- In the final part of the cycle it makes sense to reduce exposure [to equities]
- There is a mix in our funds of high quality and recession-proof companies at reasonable prices, of mildly cyclical companies at cheap prices or of highly cyclical companies at deep value prices
- The stock market performance has been increasingly polarized between expensive visible growth stocks which have recently become even more expensive and any kind of value stocks which have become even cheaper
- Internationally, we find many opportunities in Japan, South Korea and Hong Kong
In an environment that nears the end of the cycle, it is worth reducing exposure to equities, or at least that is what Admiral Gestion believes, according to Louis d’Arvieu, fund manager of the Sextant Grand Large, one of the entity's most representative funds. In an interview with Funds Society, d’Arvieu confesses that, at this time, they prefer to invest in Asia rather than in the United States.
We are in the final part of the cycle ... is it still a good time for equities? Should we increase exposure or reduce it at this time?
In the final part of the cycle it makes sense to reduce exposure compared to normal times as equities are very sensitive to any turn in the economic cycle. In our flexible fund Sextant Grand large, which is supposed to have a 50% exposure to equities on average we thus have only a 28% weighting currently.
How you value the new impulse of the central banks to the markets and his artificial extension of the cycle? Will it remain a favorable factor, for fixed income and equities?
We do not use nor do any macroeconomic scenario. For us the main point to consider for long-term performance is the valuation at the starting point. So we have not any strong views on central banks interventions.
And what are the main risks right now for equities? Is the next slowdown / recession? Are the geopolitical events and why?
For us the main risk right now for equities is high valuations, supported by narratives around sustainably record-low interest rates and thus sustainably record-high levels of debt, maximal central banks efficiency, and so on. Otherwise, equities are much more sensitive to recessions than to most of geopolitical events.
In this scenario, and despite the macroeconomic and geopolitical risks, how do you see the fundamentals of the companies in which you invest? are they sanitized? What growth and benefits are expected for the next twelve months?
We invest when valuations are cheap compared to the quality of the company. So there is a mix in our funds of high quality and recession-proof companies at reasonable prices, of mildly cyclical companies at cheap prices or of highly cyclical companies at deep value prices. We do not trust our or any 12-month forecast! But we spend much time forecasting what the earning power of a company would be on a mid-cycle 5-year + basis.

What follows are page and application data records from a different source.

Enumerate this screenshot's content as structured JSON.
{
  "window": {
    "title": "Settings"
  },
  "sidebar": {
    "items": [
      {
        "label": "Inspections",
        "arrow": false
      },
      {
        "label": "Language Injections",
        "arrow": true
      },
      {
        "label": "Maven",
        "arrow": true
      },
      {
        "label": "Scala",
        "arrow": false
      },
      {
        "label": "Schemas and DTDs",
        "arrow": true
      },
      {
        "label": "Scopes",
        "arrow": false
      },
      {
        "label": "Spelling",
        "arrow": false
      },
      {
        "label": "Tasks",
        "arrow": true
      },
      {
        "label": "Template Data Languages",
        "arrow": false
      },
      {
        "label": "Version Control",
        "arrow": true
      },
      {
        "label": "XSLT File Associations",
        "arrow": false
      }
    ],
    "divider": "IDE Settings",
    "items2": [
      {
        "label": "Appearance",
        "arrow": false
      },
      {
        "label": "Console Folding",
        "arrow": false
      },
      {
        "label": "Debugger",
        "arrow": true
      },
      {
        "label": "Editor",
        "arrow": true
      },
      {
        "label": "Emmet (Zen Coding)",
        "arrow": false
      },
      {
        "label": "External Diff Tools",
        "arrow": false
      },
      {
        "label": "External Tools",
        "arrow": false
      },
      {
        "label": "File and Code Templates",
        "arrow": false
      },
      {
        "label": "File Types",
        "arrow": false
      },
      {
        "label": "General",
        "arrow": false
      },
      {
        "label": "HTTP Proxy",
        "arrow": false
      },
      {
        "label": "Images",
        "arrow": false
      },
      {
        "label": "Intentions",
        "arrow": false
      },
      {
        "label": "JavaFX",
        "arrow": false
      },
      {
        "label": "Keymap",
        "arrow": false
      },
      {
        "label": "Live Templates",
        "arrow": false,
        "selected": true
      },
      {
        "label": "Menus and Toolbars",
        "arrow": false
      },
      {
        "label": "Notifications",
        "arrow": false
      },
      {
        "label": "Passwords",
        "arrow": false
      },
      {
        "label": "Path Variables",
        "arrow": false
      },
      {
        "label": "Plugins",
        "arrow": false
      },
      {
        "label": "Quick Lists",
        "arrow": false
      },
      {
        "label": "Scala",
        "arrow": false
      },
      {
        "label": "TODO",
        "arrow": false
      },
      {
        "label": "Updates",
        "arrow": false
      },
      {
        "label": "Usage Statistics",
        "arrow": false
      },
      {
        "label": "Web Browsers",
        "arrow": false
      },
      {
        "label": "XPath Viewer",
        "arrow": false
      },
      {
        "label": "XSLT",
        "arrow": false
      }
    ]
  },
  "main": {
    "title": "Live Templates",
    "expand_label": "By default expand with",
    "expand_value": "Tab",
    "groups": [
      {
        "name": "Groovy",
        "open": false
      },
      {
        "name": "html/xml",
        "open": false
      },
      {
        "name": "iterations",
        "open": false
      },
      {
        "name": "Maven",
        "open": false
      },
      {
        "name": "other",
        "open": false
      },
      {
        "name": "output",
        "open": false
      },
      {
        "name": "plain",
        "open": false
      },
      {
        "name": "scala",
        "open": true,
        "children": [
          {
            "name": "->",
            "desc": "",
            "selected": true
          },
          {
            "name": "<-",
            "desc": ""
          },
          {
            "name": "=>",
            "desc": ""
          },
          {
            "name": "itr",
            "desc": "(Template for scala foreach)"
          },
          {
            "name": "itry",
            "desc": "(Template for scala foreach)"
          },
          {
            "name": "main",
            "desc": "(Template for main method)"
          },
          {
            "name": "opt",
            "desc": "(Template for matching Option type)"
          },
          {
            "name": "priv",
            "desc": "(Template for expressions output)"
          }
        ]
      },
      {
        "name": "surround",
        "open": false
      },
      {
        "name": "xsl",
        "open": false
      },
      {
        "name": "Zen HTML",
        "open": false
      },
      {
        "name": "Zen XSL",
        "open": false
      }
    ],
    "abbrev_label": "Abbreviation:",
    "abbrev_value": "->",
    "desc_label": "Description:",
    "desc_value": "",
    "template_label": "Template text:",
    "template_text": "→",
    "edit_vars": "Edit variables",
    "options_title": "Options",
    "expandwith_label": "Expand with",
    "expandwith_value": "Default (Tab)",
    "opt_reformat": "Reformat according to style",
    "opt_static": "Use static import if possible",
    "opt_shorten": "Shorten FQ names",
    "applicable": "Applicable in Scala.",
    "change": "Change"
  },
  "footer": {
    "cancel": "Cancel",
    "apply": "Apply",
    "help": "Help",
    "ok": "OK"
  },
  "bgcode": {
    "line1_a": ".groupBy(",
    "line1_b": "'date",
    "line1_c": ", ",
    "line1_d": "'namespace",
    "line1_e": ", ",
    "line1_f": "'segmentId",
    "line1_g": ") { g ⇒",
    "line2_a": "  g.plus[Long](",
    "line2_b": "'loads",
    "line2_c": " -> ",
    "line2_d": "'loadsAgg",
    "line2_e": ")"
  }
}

It is also a scenario in which the value seems not to give very good results, why? Will this situation change in the near future?
Value in the sense of deep-value and statistically cheap companies has not given very good results since the last GFC, but it had done uniquely well between 2000 and 2007. In the last 2 years, it is true that value in the larger meaning of fundamental investing, including some GARP ideas for instance, has also begun not to do well. The stock market performance has been increasingly polarized between expensive visible growth stocks which have recently become even more expensive and any kind of value stocks which have become even cheaper. Unfortunately I have no idea how long this can last and it can last for long as we saw in 1969 or 1999... But reversals come and are brutal.

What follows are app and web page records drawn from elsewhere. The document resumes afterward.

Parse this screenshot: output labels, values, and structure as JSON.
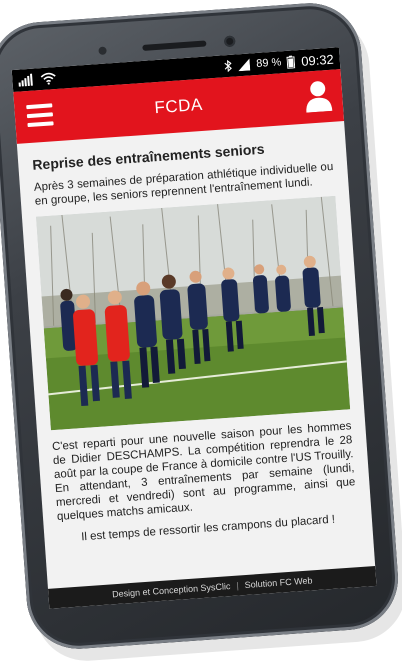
{
  "status_bar": {
    "battery_label": "89 %",
    "time": "09:32"
  },
  "app_bar": {
    "title": "FCDA",
    "menu_icon": "hamburger-menu-icon",
    "profile_icon": "user-icon",
    "color": "#e2141d"
  },
  "article": {
    "title": "Reprise des entraînements seniors",
    "intro": "Après 3 semaines de préparation athlétique individuelle ou en groupe, les seniors reprennent l'entraînement lundi.",
    "body": "C'est reparti pour une nouvelle saison pour les hommes de Didier DESCHAMPS. La compétition reprendra le 28 août par la coupe de France à domicile contre l'US Trouilly. En attendant, 3 entraînements par semaine (lundi, mercredi et vendredi) sont au programme, ainsi que quelques matchs amicaux.",
    "closing": "Il est temps de ressortir les crampons du placard !"
  },
  "footer": {
    "design_credit": "Design et Conception SysClic",
    "solution_credit": "Solution FC Web"
  }
}
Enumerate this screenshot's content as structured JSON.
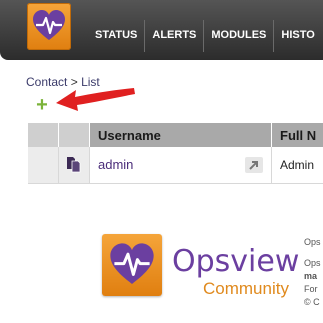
{
  "header": {
    "nav": [
      {
        "label": "STATUS"
      },
      {
        "label": "ALERTS"
      },
      {
        "label": "MODULES"
      },
      {
        "label": "HISTO"
      }
    ]
  },
  "breadcrumb": {
    "parent": "Contact",
    "separator": ">",
    "current": "List"
  },
  "add_button": {
    "label": "+"
  },
  "table": {
    "columns": [
      "Username",
      "Full N"
    ],
    "rows": [
      {
        "username": "admin",
        "full_name": "Admin"
      }
    ]
  },
  "footer": {
    "brand": "Opsview",
    "edition": "Community",
    "side_lines": [
      "Ops",
      "Ops",
      "ma",
      "For",
      "© C"
    ]
  },
  "colors": {
    "brand_orange": "#e88a1a",
    "brand_purple": "#6b3fa0",
    "add_green": "#7bb33a",
    "arrow_red": "#e02020"
  },
  "icons": {
    "logo": "heartbeat-heart-logo",
    "row_icon": "documents-icon",
    "go": "arrow-up-right-icon"
  }
}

Is it easier or harder to find value opportunities than in the past, due to the artificial prices created by central banks?
In that environment, it is easier to find value opportunities but the trick is that you have to be patient as it might still underperform for some more time! But if you look at cyclical sectors, at small caps, at Asian and European stocks, you will find a lot of value opportunities.
You have a French equity portfolio... which are the sectors where you see more opportunities? and because? Are you afraid of France's macroeconomic data or not?
We do pure stockpicking and a very diverse portfolio of companies in terms of sectors in France, from Groupe Guillin which is the european leader in packaging for the food industry to Jacquet Metals in steel distribution or Groupe Crit in temporary staffing. We´re not negative with the macroeconomic data in France´s economy but our approach to investing is pure bottom-up so we don´t get influenced by macro in terms of portfolio construction, although we will avoid companies with too much debt when the macro picture deteriorates.
In international equities, in what areas or sectors are you now finding better options, for the fundamentals of companies?
Internationally, we find many opportunities in Japan, South Korea and Hong Kong, especially on the small cap segment, which we believe is more inefficient. We also work increasingly on cyclical sectors like commodities and banks. The most contrarian view we have is our underweight of US equities. We follow closely Shiller´s PE and valuations are close to 100% higher than the historical average, so a reversion to the mean seems reasonable. Thanks to our geographical flexibility, we prefer to invest in Asia rather than the US.